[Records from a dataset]

[Start of section]

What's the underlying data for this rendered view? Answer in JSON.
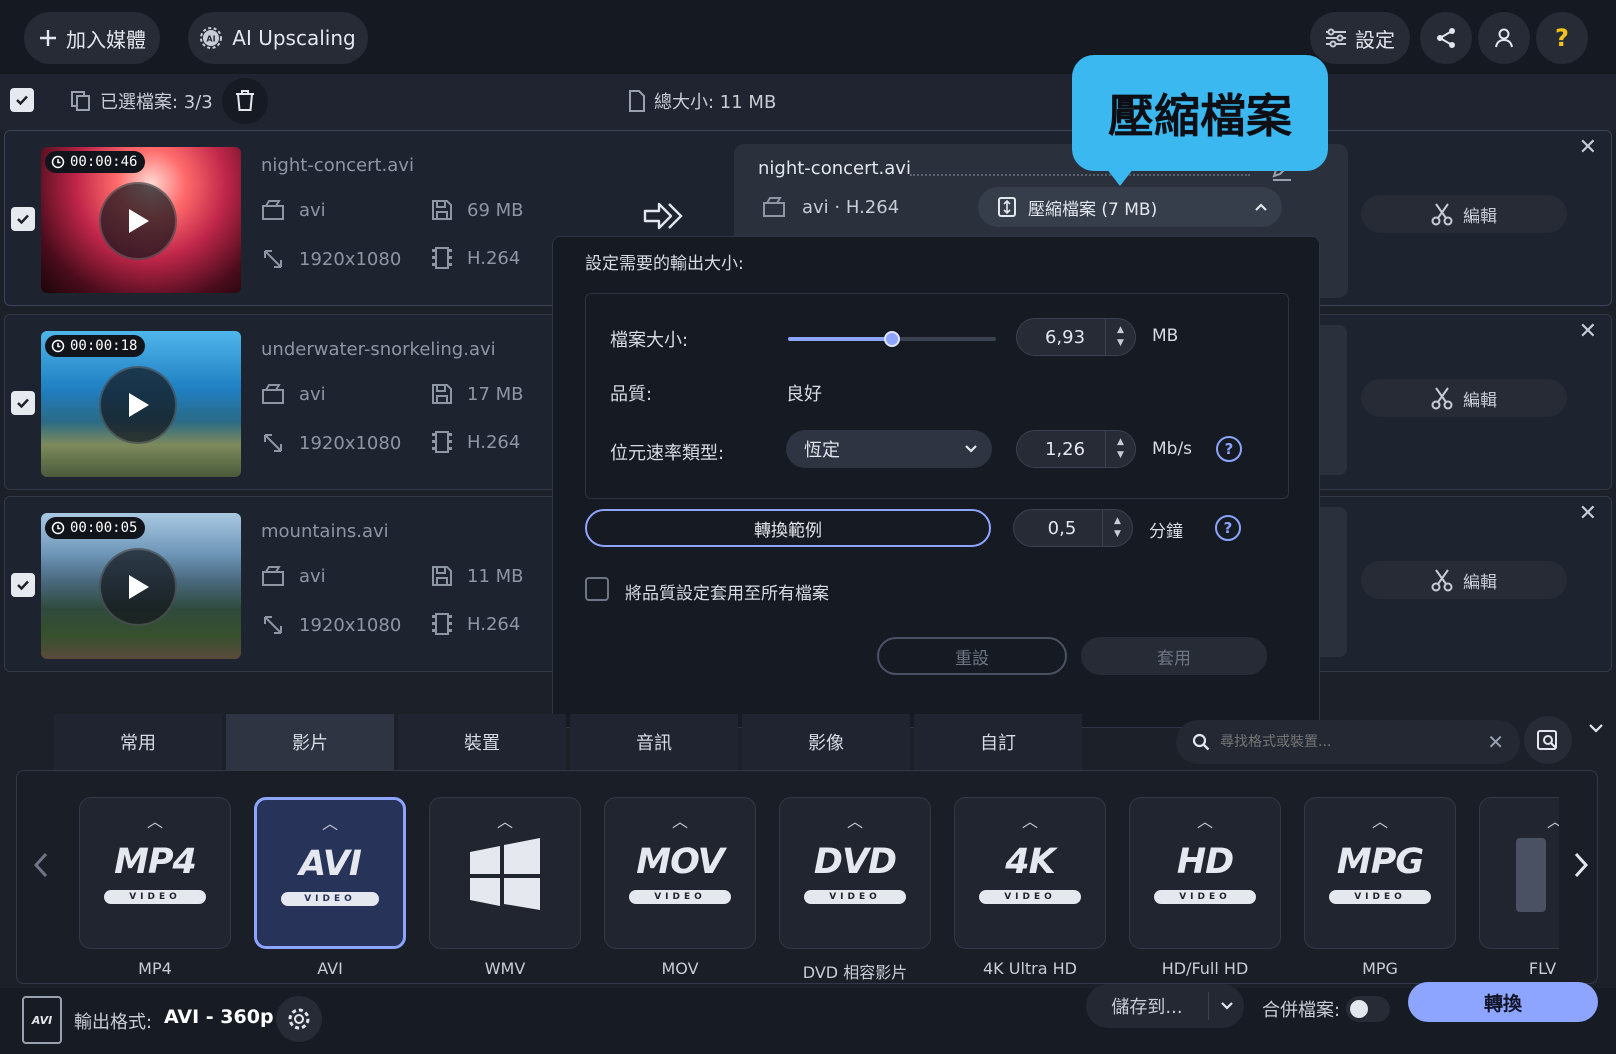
{
  "toolbar": {
    "add_media": "加入媒體",
    "ai_upscaling": "AI Upscaling",
    "settings": "設定"
  },
  "selection": {
    "selected_label": "已選檔案: 3/3",
    "total_size": "總大小: 11 MB"
  },
  "files": [
    {
      "duration": "00:00:46",
      "name": "night-concert.avi",
      "container": "avi",
      "size": "69 MB",
      "resolution": "1920x1080",
      "codec": "H.264"
    },
    {
      "duration": "00:00:18",
      "name": "underwater-snorkeling.avi",
      "container": "avi",
      "size": "17 MB",
      "resolution": "1920x1080",
      "codec": "H.264"
    },
    {
      "duration": "00:00:05",
      "name": "mountains.avi",
      "container": "avi",
      "size": "11 MB",
      "resolution": "1920x1080",
      "codec": "H.264"
    }
  ],
  "edit_label": "編輯",
  "output": {
    "name": "night-concert.avi",
    "format": "avi · H.264",
    "compress_label": "壓縮檔案 (7 MB)"
  },
  "callout": "壓縮檔案",
  "popup": {
    "title": "設定需要的輸出大小:",
    "file_size_label": "檔案大小:",
    "file_size_value": "6,93",
    "file_size_unit": "MB",
    "slider_fraction": 0.5,
    "quality_label": "品質:",
    "quality_value": "良好",
    "bitrate_type_label": "位元速率類型:",
    "bitrate_type_value": "恆定",
    "bitrate_value": "1,26",
    "bitrate_unit": "Mb/s",
    "sample_button": "轉換範例",
    "sample_value": "0,5",
    "sample_unit": "分鐘",
    "apply_all_label": "將品質設定套用至所有檔案",
    "reset_button": "重設",
    "apply_button": "套用"
  },
  "tabs": [
    "常用",
    "影片",
    "裝置",
    "音訊",
    "影像",
    "自訂"
  ],
  "search_placeholder": "尋找格式或裝置...",
  "formats": [
    {
      "logo": "MP4",
      "sub": "VIDEO",
      "label": "MP4"
    },
    {
      "logo": "AVI",
      "sub": "VIDEO",
      "label": "AVI"
    },
    {
      "logo": "",
      "sub": "",
      "label": "WMV"
    },
    {
      "logo": "MOV",
      "sub": "VIDEO",
      "label": "MOV"
    },
    {
      "logo": "DVD",
      "sub": "VIDEO",
      "label": "DVD 相容影片"
    },
    {
      "logo": "4K",
      "sub": "VIDEO",
      "label": "4K Ultra HD"
    },
    {
      "logo": "HD",
      "sub": "VIDEO",
      "label": "HD/Full HD"
    },
    {
      "logo": "MPG",
      "sub": "VIDEO",
      "label": "MPG"
    },
    {
      "logo": "",
      "sub": "",
      "label": "FLV (Fl"
    }
  ],
  "footer": {
    "output_format_label": "輸出格式:",
    "output_format_value": "AVI - 360p",
    "format_badge": "AVI",
    "save_to": "儲存到...",
    "merge_label": "合併檔案:",
    "convert": "轉換"
  },
  "colors": {
    "accent": "#8ea5ff",
    "callout": "#3bb8f0",
    "convert_button": "#8ea5ff"
  }
}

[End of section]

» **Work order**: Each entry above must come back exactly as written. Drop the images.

» **Solution**:
What's the underlying data for this rendered view? Answer in JSON.
{
  "toolbar": {
    "add_media": "加入媒體",
    "ai_upscaling": "AI Upscaling",
    "settings": "設定"
  },
  "selection": {
    "selected_label": "已選檔案: 3/3",
    "total_size": "總大小: 11 MB"
  },
  "files": [
    {
      "duration": "00:00:46",
      "name": "night-concert.avi",
      "container": "avi",
      "size": "69 MB",
      "resolution": "1920x1080",
      "codec": "H.264"
    },
    {
      "duration": "00:00:18",
      "name": "underwater-snorkeling.avi",
      "container": "avi",
      "size": "17 MB",
      "resolution": "1920x1080",
      "codec": "H.264"
    },
    {
      "duration": "00:00:05",
      "name": "mountains.avi",
      "container": "avi",
      "size": "11 MB",
      "resolution": "1920x1080",
      "codec": "H.264"
    }
  ],
  "edit_label": "編輯",
  "output": {
    "name": "night-concert.avi",
    "format": "avi · H.264",
    "compress_label": "壓縮檔案 (7 MB)"
  },
  "callout": "壓縮檔案",
  "popup": {
    "title": "設定需要的輸出大小:",
    "file_size_label": "檔案大小:",
    "file_size_value": "6,93",
    "file_size_unit": "MB",
    "slider_fraction": 0.5,
    "quality_label": "品質:",
    "quality_value": "良好",
    "bitrate_type_label": "位元速率類型:",
    "bitrate_type_value": "恆定",
    "bitrate_value": "1,26",
    "bitrate_unit": "Mb/s",
    "sample_button": "轉換範例",
    "sample_value": "0,5",
    "sample_unit": "分鐘",
    "apply_all_label": "將品質設定套用至所有檔案",
    "reset_button": "重設",
    "apply_button": "套用"
  },
  "tabs": [
    "常用",
    "影片",
    "裝置",
    "音訊",
    "影像",
    "自訂"
  ],
  "search_placeholder": "尋找格式或裝置...",
  "formats": [
    {
      "logo": "MP4",
      "sub": "VIDEO",
      "label": "MP4"
    },
    {
      "logo": "AVI",
      "sub": "VIDEO",
      "label": "AVI"
    },
    {
      "logo": "",
      "sub": "",
      "label": "WMV"
    },
    {
      "logo": "MOV",
      "sub": "VIDEO",
      "label": "MOV"
    },
    {
      "logo": "DVD",
      "sub": "VIDEO",
      "label": "DVD 相容影片"
    },
    {
      "logo": "4K",
      "sub": "VIDEO",
      "label": "4K Ultra HD"
    },
    {
      "logo": "HD",
      "sub": "VIDEO",
      "label": "HD/Full HD"
    },
    {
      "logo": "MPG",
      "sub": "VIDEO",
      "label": "MPG"
    },
    {
      "logo": "",
      "sub": "",
      "label": "FLV (Fl"
    }
  ],
  "footer": {
    "output_format_label": "輸出格式:",
    "output_format_value": "AVI - 360p",
    "format_badge": "AVI",
    "save_to": "儲存到...",
    "merge_label": "合併檔案:",
    "convert": "轉換"
  },
  "colors": {
    "accent": "#8ea5ff",
    "callout": "#3bb8f0",
    "convert_button": "#8ea5ff"
  }
}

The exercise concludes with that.